Before taking this approach, I used to make myself jump through hoops to get to certain rewards or on the next step. It was very much an “if-this-then-that” approach to living. Needless to say, this approach was always a failure. Saying things to yourself like you can’t get a gym membership until you have a new job, or you can’t have any carbs until you’ve lost 30 pounds, or you can’t go on dates until you’re back in shape is just setting yourself up for failure.
The third book that I read cover-to-cover with my cohort at Red Pepper Software was Atomic Habits by James Clear. To sum it up briefly, Clear’s approach to achieving success in life is to work a little bit on every aspect of your life every day. While this approach delays fast-track achievement of any one goal, I find it’s a much more sustainable and enjoyable approach to living.
“I was very excited to see Jeff Sutherland speak in person last week at the Silicon Slopes Summit 2020. It’s always great to see and hear people in person who have greatly influenced your life. It’s worth mentioning that the Silicon Slopes is literally the birthplace of the Agile Manifesto, conceived at a ski lodge in Alta, Utah.”

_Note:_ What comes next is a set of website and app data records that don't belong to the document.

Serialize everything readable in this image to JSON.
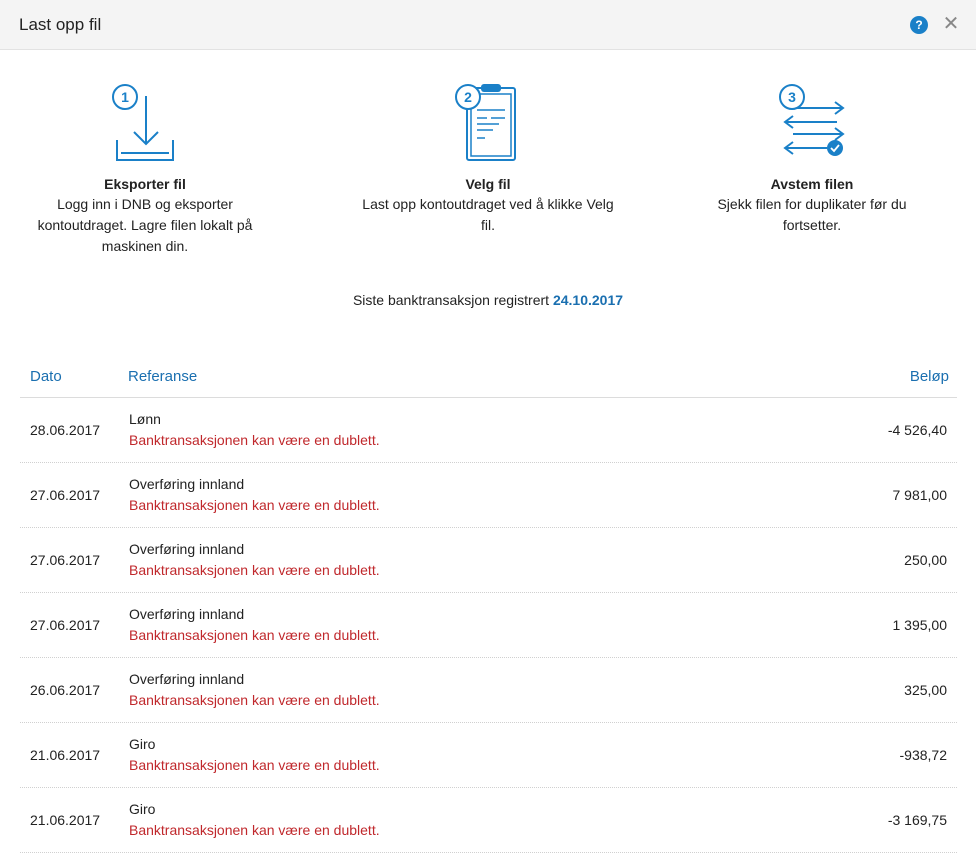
{
  "dialog": {
    "title": "Last opp fil",
    "help_icon": "question-circle-icon",
    "help_label": "?",
    "close_icon": "close-icon",
    "close_label": "✕",
    "accent_color": "#1a80c8"
  },
  "steps": [
    {
      "number": "1",
      "icon": "download-icon",
      "title": "Eksporter fil",
      "desc_lines": [
        "Logg inn i DNB og eksporter",
        "kontoutdraget. Lagre filen lokalt på",
        "maskinen din."
      ]
    },
    {
      "number": "2",
      "icon": "clipboard-icon",
      "title": "Velg fil",
      "desc_lines": [
        "Last opp kontoutdraget ved å klikke Velg",
        "fil."
      ]
    },
    {
      "number": "3",
      "icon": "transfer-arrows-icon",
      "title": "Avstem filen",
      "desc_lines": [
        "Sjekk filen for duplikater før du",
        "fortsetter."
      ]
    }
  ],
  "last_transaction": {
    "label": "Siste banktransaksjon registrert",
    "date": "24.10.2017"
  },
  "table": {
    "headers": {
      "date": "Dato",
      "reference": "Referanse",
      "amount": "Beløp"
    },
    "rows": [
      {
        "date": "28.06.2017",
        "reference": "Lønn",
        "warning": "Banktransaksjonen kan være en dublett.",
        "amount": "-4 526,40"
      },
      {
        "date": "27.06.2017",
        "reference": "Overføring innland",
        "warning": "Banktransaksjonen kan være en dublett.",
        "amount": "7 981,00"
      },
      {
        "date": "27.06.2017",
        "reference": "Overføring innland",
        "warning": "Banktransaksjonen kan være en dublett.",
        "amount": "250,00"
      },
      {
        "date": "27.06.2017",
        "reference": "Overføring innland",
        "warning": "Banktransaksjonen kan være en dublett.",
        "amount": "1 395,00"
      },
      {
        "date": "26.06.2017",
        "reference": "Overføring innland",
        "warning": "Banktransaksjonen kan være en dublett.",
        "amount": "325,00"
      },
      {
        "date": "21.06.2017",
        "reference": "Giro",
        "warning": "Banktransaksjonen kan være en dublett.",
        "amount": "-938,72"
      },
      {
        "date": "21.06.2017",
        "reference": "Giro",
        "warning": "Banktransaksjonen kan være en dublett.",
        "amount": "-3 169,75"
      }
    ]
  }
}
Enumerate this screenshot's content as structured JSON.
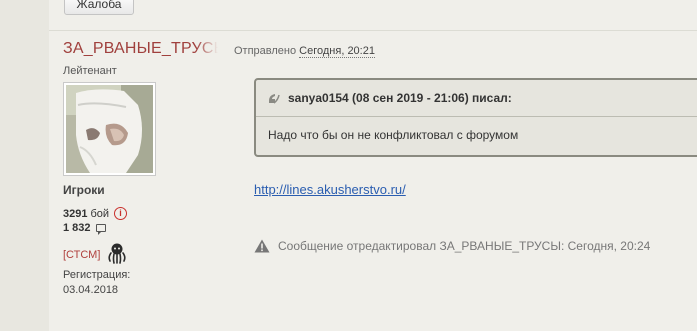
{
  "toolbar": {
    "report_label": "Жалоба"
  },
  "author": {
    "name": "ЗА_РВАНЫЕ_ТРУСЫ",
    "rank": "Лейтенант",
    "group": "Игроки",
    "battles_value": "3291",
    "battles_label": "бой",
    "posts_value": "1 832",
    "clan": "[СТСМ]",
    "registration_label": "Регистрация:",
    "registration_date": "03.04.2018"
  },
  "post": {
    "posted_prefix": "Отправлено",
    "posted_time": "Сегодня, 20:21",
    "quote": {
      "header": "sanya0154 (08 сен 2019 - 21:06) писал:",
      "text": "Надо что бы он не конфликтовал с форумом"
    },
    "link": "http://lines.akusherstvo.ru/",
    "edit_note": "Сообщение отредактировал ЗА_РВАНЫЕ_ТРУСЫ: Сегодня, 20:24"
  },
  "colors": {
    "author_name": "#a0403d",
    "link": "#2a5db0",
    "background": "#f0efea"
  }
}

By applying Sutherland’s agile approach to software development and Clear’s approach to achieving life goals, you can outline your high-level goals, break them into smaller pieces and work all those smaller pieces every day. When one sub-task of a high-level goal is achieved, move another one from the backlog. Eventually, you will have achieved one or more of your high level goals, but not at the total expense of the others. At the end of the day, the product of you will be a more well-rounded individual. This is what I want for ClarkApp-IRL, is to be the total package.
Finally, I was very excited to see Jeff Sutherland speak in person last week at the Silicon Slopes Summit 2020. It’s always great to see and hear people in person who have greatly influenced your life. It’s worth mentioning that the Silicon Slopes is literally the birthplace of the Agile Manifesto, conceived at a ski lodge in Alta, Utah. The biggest takeaways from his talk last week were 1) Scrum is so easy, but it’s so hard to get people to do it (and it shouldn’t be), and 2) Any currently leading company that is not applying scrum will not be a leader in 5 years. The latter is a very serious prediction, but Jeff really believes what he has created and teaches. From personal experience, I believe in it very strongly myself.